“Hi there! How’s it going? I just discovered your website and I have to say it’s really great. The content really shows that you’re the best in the industry. I’m sure you receive hundreds of emails like this but mine is the one to pay attention to because with the introductory SEO package I can offer you and your awesome sales team, you’ll be driving even more customers to your store and excellent products!”
Any guesses how long it took me to hit the “delete” key on this ground-floor opportunity?
For starters, I wasn’t personally addressed by name, nor was the name of the website referenced. Flattering to know the sender thinks I’m the best in the industry…and yet doesn’t identify what my particular industry is. And while it’s true indeed that I receive hundreds of emails making the same glowy promises of global exposure, where exactly is this store stuffed to the gills with trendy merchandise supposed to be? For that matter, who’s on my awesome sales team? I should take them to lunch.
Like many a salesperson on the hustle, it’s the old “Let’s just throw a big plate of spaghetti against the wall and see how much of it sticks.” While now and again an accidental noodle and some sauce might get someone’s attention, it’s more often than not an enormous waste of pasta (and probably broken plates). To make matters worse, they never even think of varying the recipe before they’re skipping off to the next wall, thus perpetuating a messy cycle of trial and error.
Let’s apply this for a moment to writers. A colleague of mine was recently lamenting her history of copious rejection letters.

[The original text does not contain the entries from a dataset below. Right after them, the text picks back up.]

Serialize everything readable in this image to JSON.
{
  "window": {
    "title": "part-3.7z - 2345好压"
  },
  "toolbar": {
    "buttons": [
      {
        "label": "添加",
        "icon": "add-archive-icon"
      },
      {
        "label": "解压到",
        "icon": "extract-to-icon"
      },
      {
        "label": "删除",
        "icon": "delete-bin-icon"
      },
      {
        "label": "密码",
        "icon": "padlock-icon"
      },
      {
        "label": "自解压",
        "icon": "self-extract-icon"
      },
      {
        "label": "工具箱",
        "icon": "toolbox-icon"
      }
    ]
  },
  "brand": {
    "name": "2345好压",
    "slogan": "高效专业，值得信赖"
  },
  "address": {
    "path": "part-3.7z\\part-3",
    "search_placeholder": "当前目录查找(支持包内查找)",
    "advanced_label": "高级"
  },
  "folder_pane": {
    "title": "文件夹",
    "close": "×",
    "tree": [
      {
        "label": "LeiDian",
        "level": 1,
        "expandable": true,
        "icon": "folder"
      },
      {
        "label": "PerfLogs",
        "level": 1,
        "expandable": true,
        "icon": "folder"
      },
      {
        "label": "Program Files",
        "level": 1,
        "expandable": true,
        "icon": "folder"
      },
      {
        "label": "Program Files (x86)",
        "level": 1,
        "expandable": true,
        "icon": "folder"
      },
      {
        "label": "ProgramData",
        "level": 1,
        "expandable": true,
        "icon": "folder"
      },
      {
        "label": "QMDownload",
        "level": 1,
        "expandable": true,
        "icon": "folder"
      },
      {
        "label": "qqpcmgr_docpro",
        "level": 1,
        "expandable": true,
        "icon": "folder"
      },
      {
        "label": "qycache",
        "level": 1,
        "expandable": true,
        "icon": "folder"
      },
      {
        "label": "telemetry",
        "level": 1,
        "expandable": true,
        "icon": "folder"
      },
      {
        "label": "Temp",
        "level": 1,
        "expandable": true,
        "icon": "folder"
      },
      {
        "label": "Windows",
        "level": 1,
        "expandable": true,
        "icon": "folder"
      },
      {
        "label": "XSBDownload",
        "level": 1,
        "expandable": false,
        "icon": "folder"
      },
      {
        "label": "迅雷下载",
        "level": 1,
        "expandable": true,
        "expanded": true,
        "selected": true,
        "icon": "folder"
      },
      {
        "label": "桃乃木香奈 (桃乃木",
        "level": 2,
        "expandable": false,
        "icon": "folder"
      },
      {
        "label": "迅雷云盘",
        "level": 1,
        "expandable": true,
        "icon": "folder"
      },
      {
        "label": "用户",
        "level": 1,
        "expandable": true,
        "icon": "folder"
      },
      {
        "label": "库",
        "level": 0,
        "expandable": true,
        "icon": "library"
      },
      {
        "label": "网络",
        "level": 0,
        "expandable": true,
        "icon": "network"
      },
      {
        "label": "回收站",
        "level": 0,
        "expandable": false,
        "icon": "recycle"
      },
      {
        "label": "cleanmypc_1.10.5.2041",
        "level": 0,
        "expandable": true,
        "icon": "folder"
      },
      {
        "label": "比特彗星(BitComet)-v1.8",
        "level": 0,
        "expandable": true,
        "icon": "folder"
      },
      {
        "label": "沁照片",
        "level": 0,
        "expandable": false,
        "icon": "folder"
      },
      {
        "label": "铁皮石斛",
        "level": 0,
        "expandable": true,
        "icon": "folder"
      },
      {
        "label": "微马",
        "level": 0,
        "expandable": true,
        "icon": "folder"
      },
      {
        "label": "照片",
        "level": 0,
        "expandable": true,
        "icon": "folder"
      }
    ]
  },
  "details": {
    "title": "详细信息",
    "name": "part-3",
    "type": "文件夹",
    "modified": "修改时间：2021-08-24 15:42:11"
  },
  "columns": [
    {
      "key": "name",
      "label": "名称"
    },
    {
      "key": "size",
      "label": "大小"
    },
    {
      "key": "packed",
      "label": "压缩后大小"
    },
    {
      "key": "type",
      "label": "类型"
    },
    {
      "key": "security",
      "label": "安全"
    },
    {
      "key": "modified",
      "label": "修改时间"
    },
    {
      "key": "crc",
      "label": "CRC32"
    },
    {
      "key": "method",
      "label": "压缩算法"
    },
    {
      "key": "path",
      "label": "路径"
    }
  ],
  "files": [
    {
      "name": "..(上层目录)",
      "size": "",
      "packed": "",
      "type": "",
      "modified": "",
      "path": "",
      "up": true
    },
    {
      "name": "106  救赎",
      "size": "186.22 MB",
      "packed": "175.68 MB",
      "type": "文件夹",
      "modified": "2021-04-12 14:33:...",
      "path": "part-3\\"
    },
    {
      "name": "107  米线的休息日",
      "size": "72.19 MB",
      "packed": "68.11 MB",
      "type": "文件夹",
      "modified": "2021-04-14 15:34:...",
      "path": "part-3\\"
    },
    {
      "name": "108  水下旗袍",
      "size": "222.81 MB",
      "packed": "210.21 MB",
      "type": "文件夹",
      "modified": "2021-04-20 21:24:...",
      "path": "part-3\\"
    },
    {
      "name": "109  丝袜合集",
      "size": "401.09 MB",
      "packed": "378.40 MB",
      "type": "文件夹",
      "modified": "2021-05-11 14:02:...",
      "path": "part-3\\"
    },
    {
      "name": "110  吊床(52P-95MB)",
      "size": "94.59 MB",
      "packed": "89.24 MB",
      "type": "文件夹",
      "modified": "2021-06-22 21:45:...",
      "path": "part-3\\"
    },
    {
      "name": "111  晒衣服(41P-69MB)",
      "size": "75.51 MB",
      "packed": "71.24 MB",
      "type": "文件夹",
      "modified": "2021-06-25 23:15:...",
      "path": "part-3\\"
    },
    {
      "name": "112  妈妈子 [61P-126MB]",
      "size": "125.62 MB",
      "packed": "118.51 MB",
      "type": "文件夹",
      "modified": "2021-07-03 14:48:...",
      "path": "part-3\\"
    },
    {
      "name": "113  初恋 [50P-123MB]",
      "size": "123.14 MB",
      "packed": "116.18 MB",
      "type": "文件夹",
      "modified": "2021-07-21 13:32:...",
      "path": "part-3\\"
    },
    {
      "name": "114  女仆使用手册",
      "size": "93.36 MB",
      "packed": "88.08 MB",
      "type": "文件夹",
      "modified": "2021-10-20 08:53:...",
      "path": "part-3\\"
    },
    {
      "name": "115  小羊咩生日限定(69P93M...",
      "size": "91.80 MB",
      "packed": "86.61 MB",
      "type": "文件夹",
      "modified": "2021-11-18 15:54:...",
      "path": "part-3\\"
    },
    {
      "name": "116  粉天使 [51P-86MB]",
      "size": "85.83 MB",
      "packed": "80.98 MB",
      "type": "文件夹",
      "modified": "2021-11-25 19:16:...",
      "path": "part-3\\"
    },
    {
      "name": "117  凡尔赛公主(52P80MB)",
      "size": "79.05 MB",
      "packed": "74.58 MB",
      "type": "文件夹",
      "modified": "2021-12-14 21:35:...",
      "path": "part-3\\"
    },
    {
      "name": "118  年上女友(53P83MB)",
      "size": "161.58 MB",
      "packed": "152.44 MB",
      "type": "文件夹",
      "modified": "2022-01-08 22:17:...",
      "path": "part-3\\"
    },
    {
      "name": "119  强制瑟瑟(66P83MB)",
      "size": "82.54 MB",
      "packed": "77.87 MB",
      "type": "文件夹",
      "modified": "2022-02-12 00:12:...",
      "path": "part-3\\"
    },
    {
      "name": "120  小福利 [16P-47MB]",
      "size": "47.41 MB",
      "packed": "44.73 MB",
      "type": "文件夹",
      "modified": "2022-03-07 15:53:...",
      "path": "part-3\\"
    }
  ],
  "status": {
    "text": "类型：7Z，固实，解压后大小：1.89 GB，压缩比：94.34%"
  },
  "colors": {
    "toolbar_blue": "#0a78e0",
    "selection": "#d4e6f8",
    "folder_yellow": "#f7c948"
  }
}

Her style, I learned, was the scattergun approach of ignoring submission rules and simply sending out the same manuscript to every magazine she could think of. While an impersonal “Dear Sir or Madam” photocopied letter should never be cause for tears, I asked what she did about the ones where an editor actually took the time to offer some constructive advice. “Oh, I just need to find the right editor,” she dismissively replied. In other words, “I like my spaghetti recipe exactly the way it is and I refuse to change it for anyone.”
In the arena of sales, how much do you really know about your customers’ interests, needs and wants? Do you really expect them to take seriously any mass-produced “Hi there! I’ve been thinking about you” letter that was stuffed without any thought into an envelope or distributed with even less thought via an electronic mailing list? Do you ever consider when you throw your spaghetti that some of your customers might be vegetarian? Or gluten-intolerant? Or on a tight budget and unable to afford artisanal marinara? Are you averse to switching up or swapping out ingredients just because “this is the way we’ve always done it”?
Takeaway lesson: Whatever you think you’re saving by doing generic, one-size-fits-all advertising may actually be costing you much more than you realize in terms of building customer trust and a belief that you sincerely care about what they’re really hungry for.
Here’s my line-up of stellar guest bloggers this month:
Giving Back Made Easy – by Lee Romano Sequeira
How Your Name Is Your Most Important Brand – by Rainier Fuclan
Challenging The Disconnect Between What Science Shows And Business Does – by Linda Ray
5 Ways to Simplify Scheduling During a Busy Season – by Brett Duncan
Building a Culture of Health at Start-Up – by Jill Gambaro